I thought this parable was going to be pretty straightforward but, I tell you, some of these details rocked my world. Would you rather be tortured than forgive someone? Click here to read the rest of the story

Click here for a free, downloadable Bible study on several of the Kingdom parables.

Tweet: Forgiveness. How far are you willing to go? Read more at http://ctt.ec/3web5+ #Forgiveness


  1. I am looking forward to tomorrows because this one baffled me. If God were the King why would he have the man tortured? I get that the servant should have forgiven the smaller debt because the King forgave his larger debt. On the other hand we can't all forgive everyone's debts--the economy couldn't take it and it wouldn't be fair to those who paid!

    1. Yes...the torture question. That was part that I struggled with in this parable. The answer really convicted me, though. Tomorrow. :-)

  2. Kathi i have been reading the book of Matthew and just came across that reading today. I've been wondering about these parables so I'm interested in reading further. How do I get an update to your blog when you post on here.

    1. Hi Pam! These kingdom parables are some crazy stuff, aren't they?

      If you're commenting from a computer, you should see a box on the right near the top where you can enter your email address. New posts will automatically email to you then. If you're commenting from a mobile device, finding that email subscription box can be a little more tricky.

      The rest of this series will post tomorrow morning so you can be sure to catch it then. In general, I post every Wednesday morning.

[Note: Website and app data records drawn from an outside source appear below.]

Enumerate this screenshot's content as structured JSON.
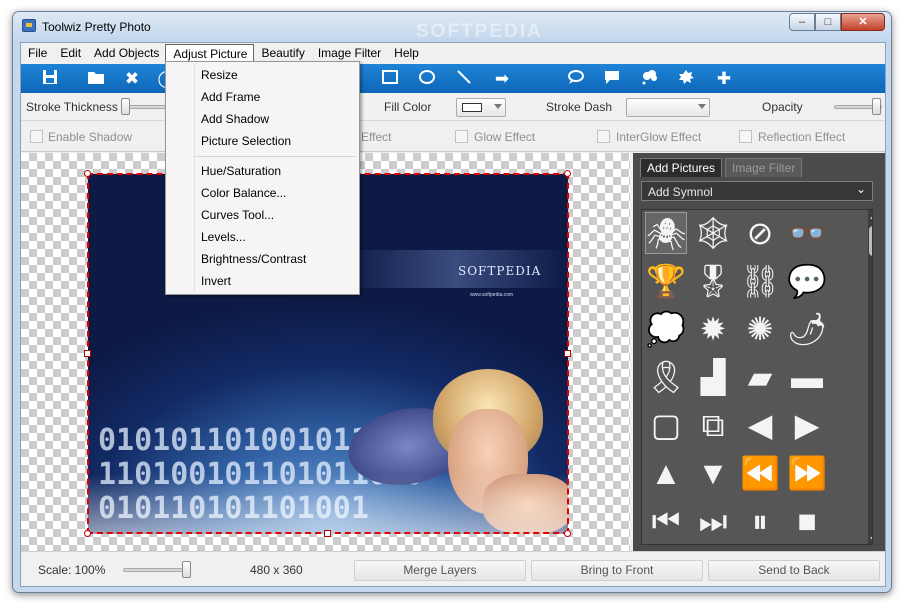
{
  "window": {
    "title": "Toolwiz Pretty Photo",
    "minimize": "–",
    "maximize": "□",
    "close": "✕"
  },
  "watermarks": [
    "SOFTPEDIA",
    "SOFTPEDIA"
  ],
  "menu": {
    "items": [
      "File",
      "Edit",
      "Add Objects",
      "Adjust Picture",
      "Beautify",
      "Image Filter",
      "Help"
    ],
    "active": "Adjust Picture"
  },
  "dropdown": {
    "items": [
      "Resize",
      "Add Frame",
      "Add Shadow",
      "Picture Selection",
      "Hue/Saturation",
      "Color Balance...",
      "Curves Tool...",
      "Levels...",
      "Brightness/Contrast",
      "Invert"
    ]
  },
  "toolbar": {
    "icons": [
      "save-icon",
      "open-folder-icon",
      "delete-icon",
      "ellipse-tool-icon",
      "rectangle-icon",
      "circle-icon",
      "line-icon",
      "arrow-icon",
      "speech-bubble-icon",
      "callout-icon",
      "cloud-bubble-icon",
      "burst-bubble-icon",
      "puzzle-icon"
    ]
  },
  "props": {
    "stroke_thickness": "Stroke Thickness",
    "fill_color": "Fill Color",
    "stroke_dash": "Stroke Dash",
    "opacity": "Opacity",
    "enable_shadow": "Enable Shadow",
    "effect": "Effect",
    "glow_effect": "Glow Effect",
    "interglow_effect": "InterGlow Effect",
    "reflection_effect": "Reflection Effect"
  },
  "photo": {
    "logo": "SOFTPEDIA",
    "url": "www.softpedia.com",
    "digits": "010101101001011010110100101101011010010110101101001"
  },
  "panel": {
    "tabs": [
      "Add Pictures",
      "Image Filter"
    ],
    "symbol_select": "Add Symnol",
    "symbols": [
      "spider-icon",
      "web-icon",
      "no-drink-icon",
      "sunglasses-icon",
      "trophy-icon",
      "medal-icon",
      "chain-icon",
      "speech-bubble-icon",
      "ellipse-bubble-icon",
      "burst-icon",
      "explosion-icon",
      "chili-icon",
      "ribbon-icon",
      "stairs-icon",
      "parallelogram-icon",
      "bar-icon",
      "frame-icon",
      "double-frame-icon",
      "triangle-left-icon",
      "triangle-right-icon",
      "triangle-up-icon",
      "triangle-down-icon",
      "double-left-icon",
      "double-right-icon",
      "skip-back-icon",
      "skip-forward-icon",
      "pause-icon",
      "square-icon"
    ]
  },
  "status": {
    "scale": "Scale: 100%",
    "dimensions": "480 x 360",
    "merge_layers": "Merge Layers",
    "bring_to_front": "Bring to Front",
    "send_to_back": "Send to Back"
  }
}
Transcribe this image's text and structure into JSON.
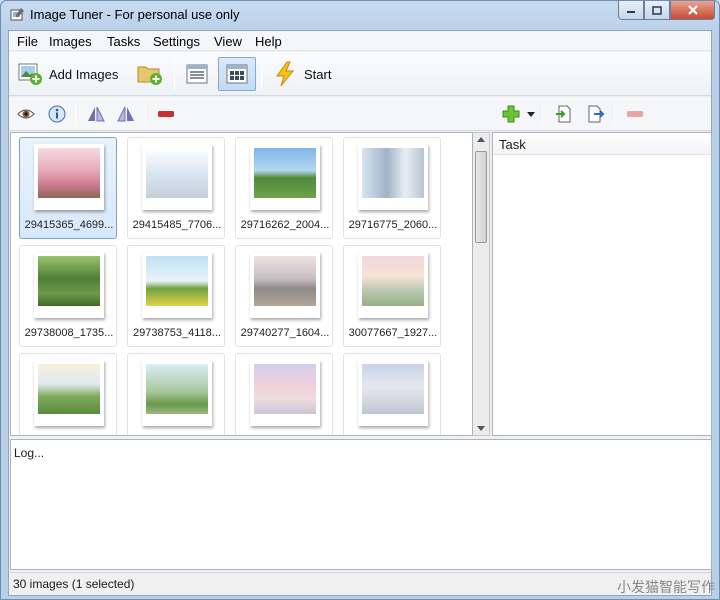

You can catch the rest of the kingdom parables that aren't covered in the book every Wednesday over the next few weeks.

      Thanks for asking!